▶ [TO DO]: Would you output the whole of the data exactly?

[Dataset rows for apps and sites]
═══

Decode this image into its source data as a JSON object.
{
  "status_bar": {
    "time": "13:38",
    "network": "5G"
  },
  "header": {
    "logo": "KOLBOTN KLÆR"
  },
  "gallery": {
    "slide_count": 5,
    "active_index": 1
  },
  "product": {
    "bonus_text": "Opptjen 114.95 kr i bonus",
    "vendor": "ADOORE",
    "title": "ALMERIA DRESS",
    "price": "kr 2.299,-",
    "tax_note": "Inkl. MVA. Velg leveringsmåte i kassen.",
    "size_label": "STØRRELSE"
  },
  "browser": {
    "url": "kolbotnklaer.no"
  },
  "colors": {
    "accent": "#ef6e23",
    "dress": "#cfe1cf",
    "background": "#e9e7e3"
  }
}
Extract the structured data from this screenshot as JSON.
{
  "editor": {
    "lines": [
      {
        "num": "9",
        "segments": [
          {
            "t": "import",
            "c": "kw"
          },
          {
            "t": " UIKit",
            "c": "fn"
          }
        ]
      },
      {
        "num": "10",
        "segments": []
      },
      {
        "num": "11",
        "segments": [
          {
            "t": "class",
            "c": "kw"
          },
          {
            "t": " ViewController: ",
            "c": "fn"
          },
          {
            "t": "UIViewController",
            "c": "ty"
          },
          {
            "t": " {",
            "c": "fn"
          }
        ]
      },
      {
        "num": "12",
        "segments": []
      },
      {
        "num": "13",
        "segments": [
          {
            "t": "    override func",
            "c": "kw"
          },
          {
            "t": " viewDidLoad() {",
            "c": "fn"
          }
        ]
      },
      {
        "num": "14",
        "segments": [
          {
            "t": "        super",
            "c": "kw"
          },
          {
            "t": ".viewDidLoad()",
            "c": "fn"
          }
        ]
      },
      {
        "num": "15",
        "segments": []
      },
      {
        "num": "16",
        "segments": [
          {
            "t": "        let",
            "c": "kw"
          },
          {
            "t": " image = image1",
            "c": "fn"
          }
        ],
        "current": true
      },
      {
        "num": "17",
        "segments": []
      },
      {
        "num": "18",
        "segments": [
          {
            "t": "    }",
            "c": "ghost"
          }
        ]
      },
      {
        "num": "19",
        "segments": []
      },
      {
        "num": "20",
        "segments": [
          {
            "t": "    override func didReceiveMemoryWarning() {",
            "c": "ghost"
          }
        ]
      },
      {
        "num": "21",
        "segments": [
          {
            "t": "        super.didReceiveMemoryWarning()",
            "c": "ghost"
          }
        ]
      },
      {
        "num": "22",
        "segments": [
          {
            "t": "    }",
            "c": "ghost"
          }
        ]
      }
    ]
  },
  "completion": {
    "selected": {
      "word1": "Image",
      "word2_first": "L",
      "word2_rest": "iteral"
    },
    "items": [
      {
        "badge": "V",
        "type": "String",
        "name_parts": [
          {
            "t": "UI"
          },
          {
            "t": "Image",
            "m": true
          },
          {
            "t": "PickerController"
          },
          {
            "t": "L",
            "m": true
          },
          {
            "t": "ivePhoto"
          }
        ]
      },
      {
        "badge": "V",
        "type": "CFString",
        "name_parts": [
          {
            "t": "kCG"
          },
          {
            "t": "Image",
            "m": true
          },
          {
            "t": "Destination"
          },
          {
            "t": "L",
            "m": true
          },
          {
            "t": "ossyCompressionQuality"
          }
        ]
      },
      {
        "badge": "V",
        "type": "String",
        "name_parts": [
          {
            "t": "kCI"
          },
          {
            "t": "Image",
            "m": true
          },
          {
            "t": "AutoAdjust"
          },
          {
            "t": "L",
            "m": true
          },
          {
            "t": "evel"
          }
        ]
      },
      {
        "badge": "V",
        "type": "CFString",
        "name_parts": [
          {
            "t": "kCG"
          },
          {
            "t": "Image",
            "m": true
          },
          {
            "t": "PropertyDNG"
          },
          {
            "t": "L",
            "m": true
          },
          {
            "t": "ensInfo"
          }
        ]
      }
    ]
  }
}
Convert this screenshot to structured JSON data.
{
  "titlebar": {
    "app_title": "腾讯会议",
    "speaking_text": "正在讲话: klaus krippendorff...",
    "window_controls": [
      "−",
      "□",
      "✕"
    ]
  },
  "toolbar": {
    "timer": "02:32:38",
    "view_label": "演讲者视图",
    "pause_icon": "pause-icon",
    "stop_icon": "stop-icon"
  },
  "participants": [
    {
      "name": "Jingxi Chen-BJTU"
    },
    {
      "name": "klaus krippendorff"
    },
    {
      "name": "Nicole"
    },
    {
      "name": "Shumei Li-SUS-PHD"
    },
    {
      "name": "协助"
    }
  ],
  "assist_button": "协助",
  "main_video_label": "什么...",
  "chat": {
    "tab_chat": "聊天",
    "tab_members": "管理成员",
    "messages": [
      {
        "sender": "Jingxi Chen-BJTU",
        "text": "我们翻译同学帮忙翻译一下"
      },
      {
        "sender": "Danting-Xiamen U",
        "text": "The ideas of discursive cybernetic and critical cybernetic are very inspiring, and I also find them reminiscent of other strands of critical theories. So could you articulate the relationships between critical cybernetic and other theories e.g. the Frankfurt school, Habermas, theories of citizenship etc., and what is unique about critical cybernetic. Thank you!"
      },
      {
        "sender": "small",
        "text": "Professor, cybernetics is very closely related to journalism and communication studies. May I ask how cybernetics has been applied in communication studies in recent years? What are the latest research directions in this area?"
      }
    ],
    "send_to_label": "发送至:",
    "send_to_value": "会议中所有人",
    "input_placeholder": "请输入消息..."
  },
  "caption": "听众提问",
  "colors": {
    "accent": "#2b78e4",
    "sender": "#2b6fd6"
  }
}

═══

▶ [SOLUTION FOR THIS PROBLEM]:
Decode this image into its source data as a JSON object.
{
  "status_bar": {
    "time": "13:38",
    "network": "5G"
  },
  "header": {
    "logo": "KOLBOTN KLÆR"
  },
  "gallery": {
    "slide_count": 5,
    "active_index": 1
  },
  "product": {
    "bonus_text": "Opptjen 114.95 kr i bonus",
    "vendor": "ADOORE",
    "title": "ALMERIA DRESS",
    "price": "kr 2.299,-",
    "tax_note": "Inkl. MVA. Velg leveringsmåte i kassen.",
    "size_label": "STØRRELSE"
  },
  "browser": {
    "url": "kolbotnklaer.no"
  },
  "colors": {
    "accent": "#ef6e23",
    "dress": "#cfe1cf",
    "background": "#e9e7e3"
  }
}
Extract the structured data from this screenshot as JSON.
{
  "editor": {
    "lines": [
      {
        "num": "9",
        "segments": [
          {
            "t": "import",
            "c": "kw"
          },
          {
            "t": " UIKit",
            "c": "fn"
          }
        ]
      },
      {
        "num": "10",
        "segments": []
      },
      {
        "num": "11",
        "segments": [
          {
            "t": "class",
            "c": "kw"
          },
          {
            "t": " ViewController: ",
            "c": "fn"
          },
          {
            "t": "UIViewController",
            "c": "ty"
          },
          {
            "t": " {",
            "c": "fn"
          }
        ]
      },
      {
        "num": "12",
        "segments": []
      },
      {
        "num": "13",
        "segments": [
          {
            "t": "    override func",
            "c": "kw"
          },
          {
            "t": " viewDidLoad() {",
            "c": "fn"
          }
        ]
      },
      {
        "num": "14",
        "segments": [
          {
            "t": "        super",
            "c": "kw"
          },
          {
            "t": ".viewDidLoad()",
            "c": "fn"
          }
        ]
      },
      {
        "num": "15",
        "segments": []
      },
      {
        "num": "16",
        "segments": [
          {
            "t": "        let",
            "c": "kw"
          },
          {
            "t": " image = image1",
            "c": "fn"
          }
        ],
        "current": true
      },
      {
        "num": "17",
        "segments": []
      },
      {
        "num": "18",
        "segments": [
          {
            "t": "    }",
            "c": "ghost"
          }
        ]
      },
      {
        "num": "19",
        "segments": []
      },
      {
        "num": "20",
        "segments": [
          {
            "t": "    override func didReceiveMemoryWarning() {",
            "c": "ghost"
          }
        ]
      },
      {
        "num": "21",
        "segments": [
          {
            "t": "        super.didReceiveMemoryWarning()",
            "c": "ghost"
          }
        ]
      },
      {
        "num": "22",
        "segments": [
          {
            "t": "    }",
            "c": "ghost"
          }
        ]
      }
    ]
  },
  "completion": {
    "selected": {
      "word1": "Image",
      "word2_first": "L",
      "word2_rest": "iteral"
    },
    "items": [
      {
        "badge": "V",
        "type": "String",
        "name_parts": [
          {
            "t": "UI"
          },
          {
            "t": "Image",
            "m": true
          },
          {
            "t": "PickerController"
          },
          {
            "t": "L",
            "m": true
          },
          {
            "t": "ivePhoto"
          }
        ]
      },
      {
        "badge": "V",
        "type": "CFString",
        "name_parts": [
          {
            "t": "kCG"
          },
          {
            "t": "Image",
            "m": true
          },
          {
            "t": "Destination"
          },
          {
            "t": "L",
            "m": true
          },
          {
            "t": "ossyCompressionQuality"
          }
        ]
      },
      {
        "badge": "V",
        "type": "String",
        "name_parts": [
          {
            "t": "kCI"
          },
          {
            "t": "Image",
            "m": true
          },
          {
            "t": "AutoAdjust"
          },
          {
            "t": "L",
            "m": true
          },
          {
            "t": "evel"
          }
        ]
      },
      {
        "badge": "V",
        "type": "CFString",
        "name_parts": [
          {
            "t": "kCG"
          },
          {
            "t": "Image",
            "m": true
          },
          {
            "t": "PropertyDNG"
          },
          {
            "t": "L",
            "m": true
          },
          {
            "t": "ensInfo"
          }
        ]
      }
    ]
  }
}
Convert this screenshot to structured JSON data.
{
  "titlebar": {
    "app_title": "腾讯会议",
    "speaking_text": "正在讲话: klaus krippendorff...",
    "window_controls": [
      "−",
      "□",
      "✕"
    ]
  },
  "toolbar": {
    "timer": "02:32:38",
    "view_label": "演讲者视图",
    "pause_icon": "pause-icon",
    "stop_icon": "stop-icon"
  },
  "participants": [
    {
      "name": "Jingxi Chen-BJTU"
    },
    {
      "name": "klaus krippendorff"
    },
    {
      "name": "Nicole"
    },
    {
      "name": "Shumei Li-SUS-PHD"
    },
    {
      "name": "协助"
    }
  ],
  "assist_button": "协助",
  "main_video_label": "什么...",
  "chat": {
    "tab_chat": "聊天",
    "tab_members": "管理成员",
    "messages": [
      {
        "sender": "Jingxi Chen-BJTU",
        "text": "我们翻译同学帮忙翻译一下"
      },
      {
        "sender": "Danting-Xiamen U",
        "text": "The ideas of discursive cybernetic and critical cybernetic are very inspiring, and I also find them reminiscent of other strands of critical theories. So could you articulate the relationships between critical cybernetic and other theories e.g. the Frankfurt school, Habermas, theories of citizenship etc., and what is unique about critical cybernetic. Thank you!"
      },
      {
        "sender": "small",
        "text": "Professor, cybernetics is very closely related to journalism and communication studies. May I ask how cybernetics has been applied in communication studies in recent years? What are the latest research directions in this area?"
      }
    ],
    "send_to_label": "发送至:",
    "send_to_value": "会议中所有人",
    "input_placeholder": "请输入消息..."
  },
  "caption": "听众提问",
  "colors": {
    "accent": "#2b78e4",
    "sender": "#2b6fd6"
  }
}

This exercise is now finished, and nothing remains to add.